5 Feb 2013, 10:28 am by jleaming@acslaw.org
by Jeremy Leaming Federal courts have avoided legal challenges against President George W. Bush’s construction of counterterrorism policies that included extraordinary rendition where terrorism suspects were secretly shipped to countries well-known for employing torture. The Bush and Obama administrations urged the federal courts to dismiss legal challenges to extraordinary rendition and secret detention sites arguing that they would expose “state secrets.” But an exhaustive report… [read post]
15 Dec 2012, 3:58 am by Kanstantsin Dzehtsiarou
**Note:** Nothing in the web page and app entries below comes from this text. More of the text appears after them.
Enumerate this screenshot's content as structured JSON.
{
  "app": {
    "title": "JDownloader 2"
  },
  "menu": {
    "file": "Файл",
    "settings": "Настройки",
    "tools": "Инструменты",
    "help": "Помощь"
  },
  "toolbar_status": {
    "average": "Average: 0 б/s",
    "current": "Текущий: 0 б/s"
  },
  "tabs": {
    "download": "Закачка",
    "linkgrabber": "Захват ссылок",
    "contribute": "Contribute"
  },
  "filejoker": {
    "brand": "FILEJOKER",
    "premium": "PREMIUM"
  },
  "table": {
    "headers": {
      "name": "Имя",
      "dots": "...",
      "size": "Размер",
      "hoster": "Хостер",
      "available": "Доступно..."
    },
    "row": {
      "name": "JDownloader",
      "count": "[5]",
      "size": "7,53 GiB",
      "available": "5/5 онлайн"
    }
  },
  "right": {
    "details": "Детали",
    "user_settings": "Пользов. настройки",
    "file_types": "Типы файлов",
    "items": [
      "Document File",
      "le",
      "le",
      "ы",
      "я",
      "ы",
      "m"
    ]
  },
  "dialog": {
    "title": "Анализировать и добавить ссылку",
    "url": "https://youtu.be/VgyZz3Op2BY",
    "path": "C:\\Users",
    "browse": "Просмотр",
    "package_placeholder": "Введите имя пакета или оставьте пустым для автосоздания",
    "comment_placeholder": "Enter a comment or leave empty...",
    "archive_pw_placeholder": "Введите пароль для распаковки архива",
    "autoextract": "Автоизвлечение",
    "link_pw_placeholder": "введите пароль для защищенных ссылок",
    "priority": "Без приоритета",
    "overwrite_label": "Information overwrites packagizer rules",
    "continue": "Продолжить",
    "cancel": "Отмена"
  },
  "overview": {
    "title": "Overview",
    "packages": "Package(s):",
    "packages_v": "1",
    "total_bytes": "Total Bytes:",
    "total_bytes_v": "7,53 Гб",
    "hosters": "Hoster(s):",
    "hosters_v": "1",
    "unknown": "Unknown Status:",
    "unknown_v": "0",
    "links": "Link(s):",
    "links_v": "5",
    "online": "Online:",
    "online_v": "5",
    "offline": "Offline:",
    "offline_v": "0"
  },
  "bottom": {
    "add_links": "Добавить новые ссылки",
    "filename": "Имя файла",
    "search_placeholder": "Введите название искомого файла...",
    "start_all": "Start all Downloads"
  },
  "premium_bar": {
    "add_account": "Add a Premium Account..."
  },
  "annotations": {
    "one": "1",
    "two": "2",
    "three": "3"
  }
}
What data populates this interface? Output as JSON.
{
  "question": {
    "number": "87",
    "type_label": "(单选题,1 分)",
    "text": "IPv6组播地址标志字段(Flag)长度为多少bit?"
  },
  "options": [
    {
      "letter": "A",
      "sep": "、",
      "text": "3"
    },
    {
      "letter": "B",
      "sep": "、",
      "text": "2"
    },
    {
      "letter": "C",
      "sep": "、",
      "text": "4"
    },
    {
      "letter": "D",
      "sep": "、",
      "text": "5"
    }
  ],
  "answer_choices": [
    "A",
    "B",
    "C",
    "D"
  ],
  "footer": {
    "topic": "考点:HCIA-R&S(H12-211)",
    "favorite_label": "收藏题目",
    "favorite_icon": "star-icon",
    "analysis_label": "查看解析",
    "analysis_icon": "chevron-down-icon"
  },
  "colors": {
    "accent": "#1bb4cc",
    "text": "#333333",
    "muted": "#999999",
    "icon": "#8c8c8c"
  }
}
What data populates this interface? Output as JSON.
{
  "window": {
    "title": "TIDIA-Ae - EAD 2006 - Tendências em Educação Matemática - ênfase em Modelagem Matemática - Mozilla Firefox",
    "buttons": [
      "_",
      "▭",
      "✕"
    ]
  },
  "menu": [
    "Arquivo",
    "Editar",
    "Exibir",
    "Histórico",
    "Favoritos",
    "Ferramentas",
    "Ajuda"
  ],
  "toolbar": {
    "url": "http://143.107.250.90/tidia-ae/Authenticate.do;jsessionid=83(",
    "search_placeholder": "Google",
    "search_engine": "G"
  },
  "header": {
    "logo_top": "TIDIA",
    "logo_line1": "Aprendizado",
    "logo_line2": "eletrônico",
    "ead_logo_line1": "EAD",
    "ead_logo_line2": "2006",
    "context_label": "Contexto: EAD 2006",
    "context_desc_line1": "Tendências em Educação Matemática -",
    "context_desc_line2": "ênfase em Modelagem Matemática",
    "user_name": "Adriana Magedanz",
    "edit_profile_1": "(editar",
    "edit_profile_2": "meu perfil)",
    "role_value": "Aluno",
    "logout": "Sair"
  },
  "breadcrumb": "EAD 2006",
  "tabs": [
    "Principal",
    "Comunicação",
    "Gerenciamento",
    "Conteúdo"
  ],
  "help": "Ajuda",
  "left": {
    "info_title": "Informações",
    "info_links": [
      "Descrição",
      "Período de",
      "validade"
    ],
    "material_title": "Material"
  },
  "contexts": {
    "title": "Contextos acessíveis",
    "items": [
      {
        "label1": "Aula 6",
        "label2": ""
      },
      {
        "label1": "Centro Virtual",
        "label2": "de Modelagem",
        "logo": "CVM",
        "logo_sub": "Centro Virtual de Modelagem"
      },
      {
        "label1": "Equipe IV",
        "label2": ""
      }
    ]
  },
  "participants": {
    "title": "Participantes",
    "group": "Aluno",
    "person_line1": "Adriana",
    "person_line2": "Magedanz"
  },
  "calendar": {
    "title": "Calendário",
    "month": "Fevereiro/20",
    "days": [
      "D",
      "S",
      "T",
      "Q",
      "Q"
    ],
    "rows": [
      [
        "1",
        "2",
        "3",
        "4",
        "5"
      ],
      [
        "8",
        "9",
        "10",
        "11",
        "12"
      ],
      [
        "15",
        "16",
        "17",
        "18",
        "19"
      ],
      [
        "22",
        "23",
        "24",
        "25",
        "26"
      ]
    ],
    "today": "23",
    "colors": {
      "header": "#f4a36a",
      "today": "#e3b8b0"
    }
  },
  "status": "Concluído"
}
On 13 December 2012, the Grand Chamber of the European Court of Human Rights delivered its judgment in El-Masri v. The former Yugoslav Republic of Macedonia. Fiona de Londras has set out the background to the case in her post here. The decision has already been praised by NGOs and some international organisations. Jean-Claude Mignon (President of the Parliamentary Assembly of the Council of Europe) declared: ”This judgment can be called historic: it is the first condemnation, by an… [read post]
12 May 2010, 6:28 pm by constitutional lawblogger
The Obama Administration filed a brief urging the Supreme Court to reject a petition to hear Maher Arar's case seeking damages for alleged extraordinary rendition and torture. Thanks to Lyle Denniston at SCOTUSblog for the link to the brief. We... [read post]
10 Feb 2010, 5:52 pm by constitutional lawblogger
A three-judge panel of the British Court of Appeal today ordered the release of a seven-paragraph summary of U.S. intelligence information about the treatment of Binyam Mohamed, the detainee who was subject to extraordinary rendition, torture, and detention at Guantanamo... [read post]
15 Mar 2011, 8:33 am
(Many thanks to IntLawGrrls for inviting me to contribute this guest post) On the night of December 26, 2003, Mohamed al-Asad (right) was apprehended at his home in Dar es Salaam, Tanzania, blindfolded and driven away. (photo credit) Early the next morning, he was placed into a small plane and expelled to Djibouti-a country entirely unfamiliar to him. There, he was held in a secret detention facility, subjected to torture and inhuman treatment and interrogated by an American agent. Two weeks later,… [read post]
27 Jul 2011, 11:06 am by The Editors
Looking for a good book to add to your summer reading list that won’t bore but will also educate you about human rights? We asked our bloggers and staff members to recommend fiction and non-fiction titles published in the last year that do just that. So behold, our list of 10 books (in no particular order) to add to your Kindle, Nook, or library queue right now. If your favorite didn’t make the list, please share your recommendations in the comments area below. 1. Then They… [read post]
23 Sep 2011, 2:10 pm by Fathima Cader
“Human rights have a dysfunctional relationship with justice. The language is certainly beautiful, but it’s all dressed up with nowhere to go,” charged Dennis Edney in a scathing lecture at the Faculty of Law at UBC on September 15. Edney worked from 2004 to 2011 on Omar Khadr’s defence against charges stemming from the July 2002 firefight death of a US soldier. Khadr, who is Canadian, was 15 at the time. American forces interrogated him for three months in the US-operated Bagram Theatre… [read post]